Genetics of gallstone disease
Mittal B, Mittal R
Department of Genetics, Sanjay Gandhi Postgraduate Institute of Medical Sciences, Lucknow – 226014, India. , India
Department of Genetics, Sanjay Gandhi Postgraduate Institute of Medical Sciences, Lucknow – 226014, India.
Gallstone disease is a complex disorder where both environmental and genetic factors contribute towards susceptibility to the disease. Epidemiological and family studies suggest a strong genetic component in the causation of this disease. Several genetically derived phenotypes in the population are responsible for variations in lipoprotein types, which in turn affect the amount of cholesterol available in the gall bladder. The genetic polymorphisms in various genes for apo E, apo B, apo A1, LDL receptor, cholesteryl ester transfer and LDL receptor-associated protein have been implicated in gallstone formation. However, presently available information on genetic differences is not able to account for a large number of gallstone patients. The molecular studies in the animal models have not only confirmed the present paradigm of gallstone formation but also helped in identification of novel genes in humans, which might play an important role in pathogenesis of the disease. Precise understanding of such genes and their molecular mechanisms may provide the basis of new targets for rational drug designs and dietary interventions.
Keywords: Cholelithiasis, epidemiology,genetics,Cholesterol, genetics,Female, Genetic Predisposition to Disease, Human, Incidence, Male, Pedigree, Polymorphism (Genetics), Prognosis, Risk Factors,
J Postgrad Med 2002;48:149-52.
Gallstone disease is a major health problem worldwide, particularly in adult population. Incidence of the gallstone disease shows considerable geographical and regional variations. In United States, approximately 10-15% of adults have gallstones. In Latin-American countries; the prevalence of gallstone disease is even higher (up to 50% in the adult women). Its occurrence has been found to be at least 6% in the adult population of North India. The risk of gallstone formation is associated with sex, obesity, age, family history and ethnic background of the individuals in the population., Gallstones are more common in women than men at all ages. The reason for considerable variation in gallstone disease in the population is complex because it involves the interaction of multiple genes with varied environmental factors.

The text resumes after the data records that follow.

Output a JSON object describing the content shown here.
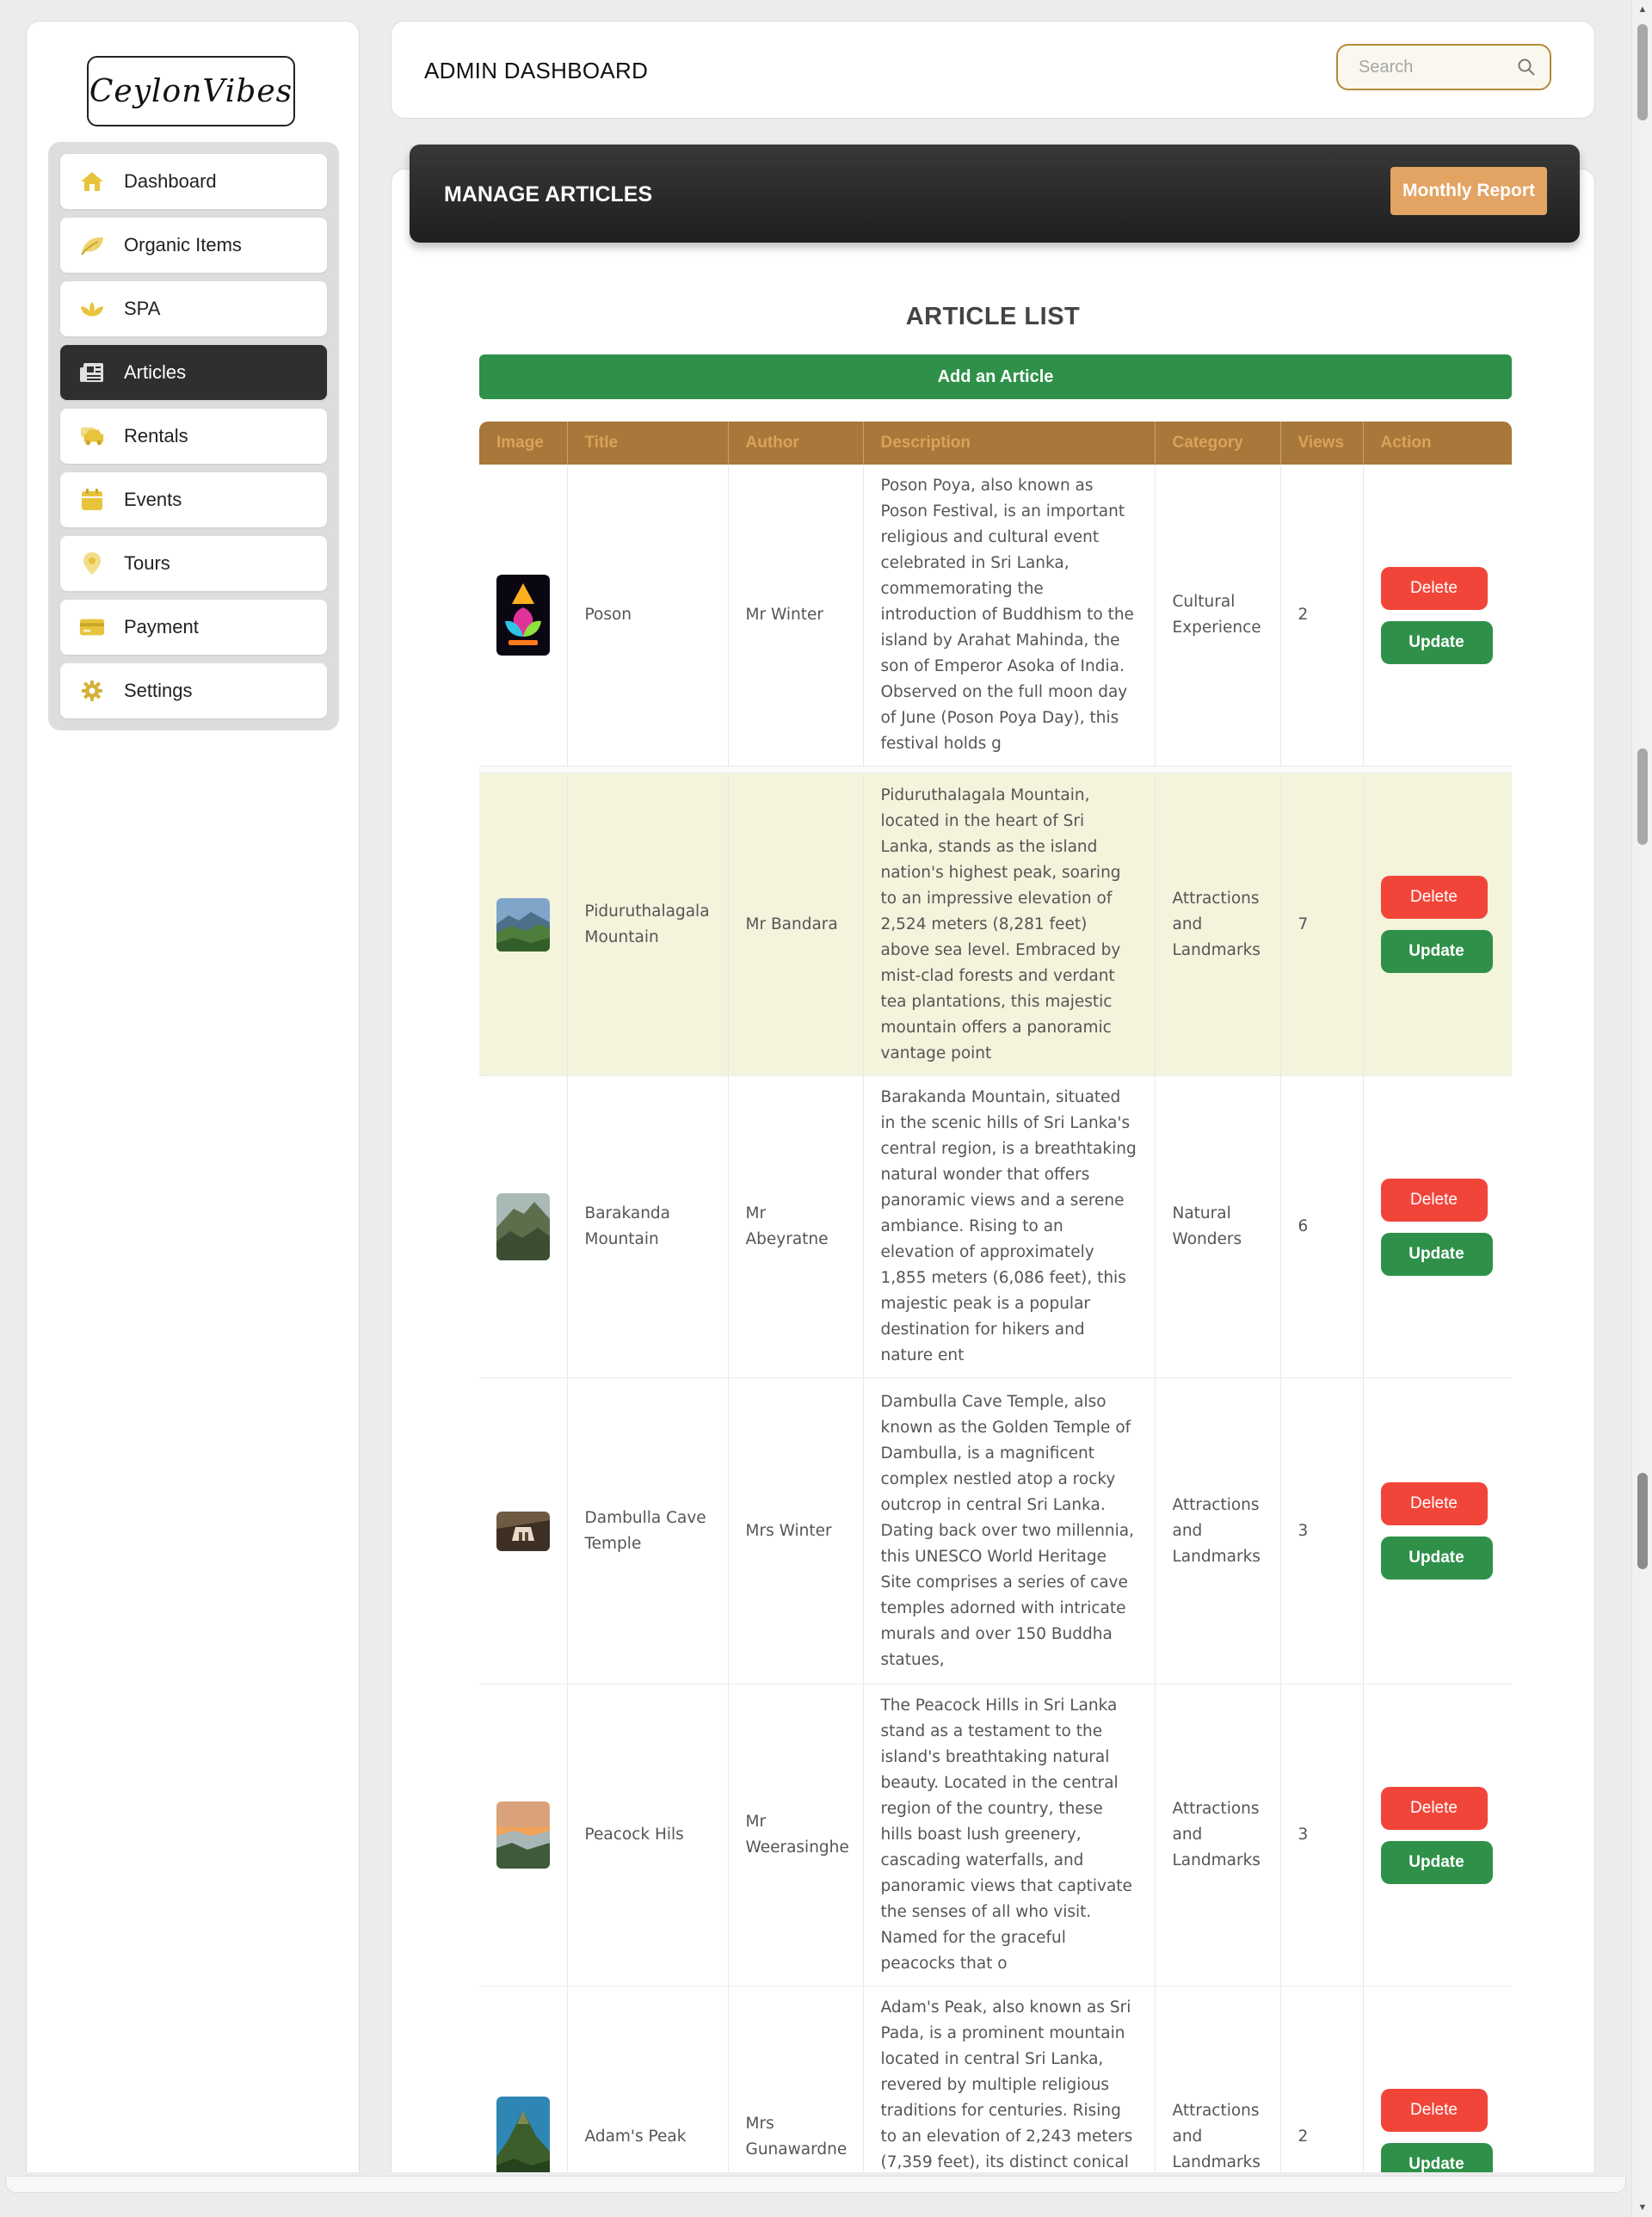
{
  "brand": {
    "logo_text": "CeylonVibes"
  },
  "sidebar": {
    "items": [
      {
        "label": "Dashboard",
        "icon": "home-icon",
        "active": false
      },
      {
        "label": "Organic Items",
        "icon": "leaf-icon",
        "active": false
      },
      {
        "label": "SPA",
        "icon": "lotus-icon",
        "active": false
      },
      {
        "label": "Articles",
        "icon": "newspaper-icon",
        "active": true
      },
      {
        "label": "Rentals",
        "icon": "car-icon",
        "active": false
      },
      {
        "label": "Events",
        "icon": "calendar-icon",
        "active": false
      },
      {
        "label": "Tours",
        "icon": "map-pin-icon",
        "active": false
      },
      {
        "label": "Payment",
        "icon": "credit-card-icon",
        "active": false
      },
      {
        "label": "Settings",
        "icon": "gear-icon",
        "active": false
      }
    ]
  },
  "header": {
    "title": "ADMIN DASHBOARD",
    "search_placeholder": "Search"
  },
  "banner": {
    "title": "MANAGE ARTICLES",
    "report_button": "Monthly Report"
  },
  "list": {
    "title": "ARTICLE LIST",
    "add_button": "Add an Article"
  },
  "table": {
    "columns": [
      "Image",
      "Title",
      "Author",
      "Description",
      "Category",
      "Views",
      "Action"
    ],
    "delete_label": "Delete",
    "update_label": "Update",
    "rows": [
      {
        "title": "Poson",
        "author": "Mr Winter",
        "description": "Poson Poya, also known as Poson Festival, is an important religious and cultural event celebrated in Sri Lanka, commemorating the introduction of Buddhism to the island by Arahat Mahinda, the son of Emperor Asoka of India. Observed on the full moon day of June (Poson Poya Day), this festival holds g",
        "category": "Cultural Experience",
        "views": "2"
      },
      {
        "title": "Piduruthalagala Mountain",
        "author": "Mr Bandara",
        "description": "Piduruthalagala Mountain, located in the heart of Sri Lanka, stands as the island nation's highest peak, soaring to an impressive elevation of 2,524 meters (8,281 feet) above sea level. Embraced by mist-clad forests and verdant tea plantations, this majestic mountain offers a panoramic vantage point",
        "category": "Attractions and Landmarks",
        "views": "7"
      },
      {
        "title": "Barakanda Mountain",
        "author": "Mr Abeyratne",
        "description": "Barakanda Mountain, situated in the scenic hills of Sri Lanka's central region, is a breathtaking natural wonder that offers panoramic views and a serene ambiance. Rising to an elevation of approximately 1,855 meters (6,086 feet), this majestic peak is a popular destination for hikers and nature ent",
        "category": "Natural Wonders",
        "views": "6"
      },
      {
        "title": "Dambulla Cave Temple",
        "author": "Mrs Winter",
        "description": "Dambulla Cave Temple, also known as the Golden Temple of Dambulla, is a magnificent complex nestled atop a rocky outcrop in central Sri Lanka. Dating back over two millennia, this UNESCO World Heritage Site comprises a series of cave temples adorned with intricate murals and over 150 Buddha statues,",
        "category": "Attractions and Landmarks",
        "views": "3"
      },
      {
        "title": "Peacock Hils",
        "author": "Mr Weerasinghe",
        "description": "The Peacock Hills in Sri Lanka stand as a testament to the island's breathtaking natural beauty. Located in the central region of the country, these hills boast lush greenery, cascading waterfalls, and panoramic views that captivate the senses of all who visit. Named for the graceful peacocks that o",
        "category": "Attractions and Landmarks",
        "views": "3"
      },
      {
        "title": "Adam's Peak",
        "author": "Mrs Gunawardne",
        "description": "Adam's Peak, also known as Sri Pada, is a prominent mountain located in central Sri Lanka, revered by multiple religious traditions for centuries. Rising to an elevation of 2,243 meters (7,359 feet), its distinct conical shape dominates the surrounding landscape. The peak holds immense cultural and",
        "category": "Attractions and Landmarks",
        "views": "2"
      }
    ]
  },
  "colors": {
    "accent_gold": "#a8773a",
    "report_button": "#e3a362",
    "add_green": "#2f9149",
    "delete_red": "#f2453a",
    "nav_active": "#2f2f2f",
    "icon_yellow": "#e8c33c"
  }
}
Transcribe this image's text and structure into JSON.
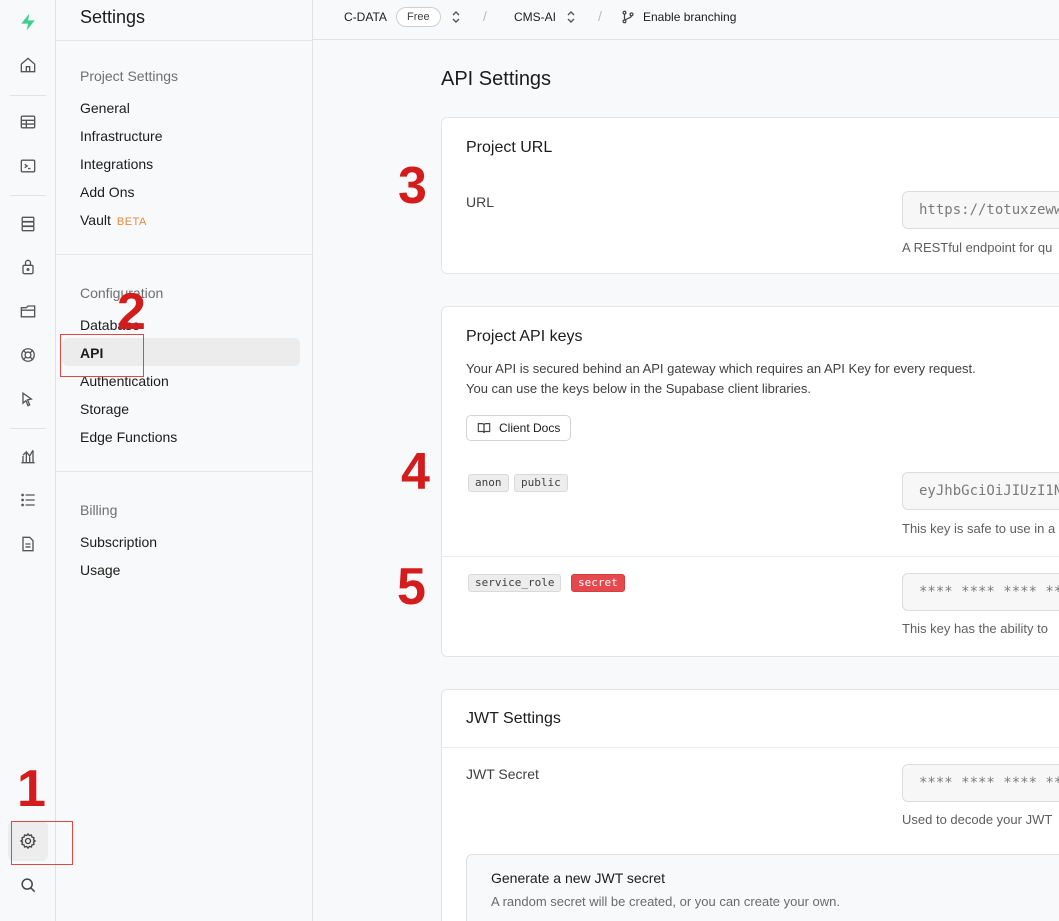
{
  "app": {
    "brand_color": "#3ecf8e"
  },
  "rail": {
    "icons": [
      "home-icon",
      "table-editor-icon",
      "sql-editor-icon",
      "database-icon",
      "auth-lock-icon",
      "storage-icon",
      "realtime-icon",
      "edge-functions-icon",
      "reports-icon",
      "logs-icon",
      "docs-icon",
      "settings-icon",
      "search-icon"
    ]
  },
  "menu": {
    "title": "Settings",
    "project_section": "Project Settings",
    "project_items": [
      "General",
      "Infrastructure",
      "Integrations",
      "Add Ons",
      "Vault"
    ],
    "vault_badge": "BETA",
    "config_section": "Configuration",
    "config_items": [
      "Database",
      "API",
      "Authentication",
      "Storage",
      "Edge Functions"
    ],
    "active_item": "API",
    "billing_section": "Billing",
    "billing_items": [
      "Subscription",
      "Usage"
    ]
  },
  "topbar": {
    "org": "C-DATA",
    "plan": "Free",
    "project": "CMS-AI",
    "branching": "Enable branching"
  },
  "main": {
    "title": "API Settings",
    "project_url": {
      "title": "Project URL",
      "label": "URL",
      "value": "https://totuxzeww",
      "help": "A RESTful endpoint for qu"
    },
    "api_keys": {
      "title": "Project API keys",
      "desc_1": "Your API is secured behind an API gateway which requires an API Key for every request.",
      "desc_2": "You can use the keys below in the Supabase client libraries.",
      "docs_button": "Client Docs",
      "anon_tags": [
        "anon",
        "public"
      ],
      "anon_value": "eyJhbGciOiJIUzI1N",
      "anon_help": "This key is safe to use in a",
      "service_tags": [
        "service_role",
        "secret"
      ],
      "service_value": "**** **** **** **",
      "service_help": "This key has the ability to"
    },
    "jwt": {
      "title": "JWT Settings",
      "label": "JWT Secret",
      "value": "**** **** **** **",
      "help": "Used to decode your JWT",
      "gen_title": "Generate a new JWT secret",
      "gen_desc": "A random secret will be created, or you can create your own."
    }
  },
  "annotations": {
    "color": "#d41c1c",
    "markers": [
      "1",
      "2",
      "3",
      "4",
      "5"
    ]
  }
}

The present review will mainly highlight the genetic factors that may be involved in the formation of cholesterol gallstones.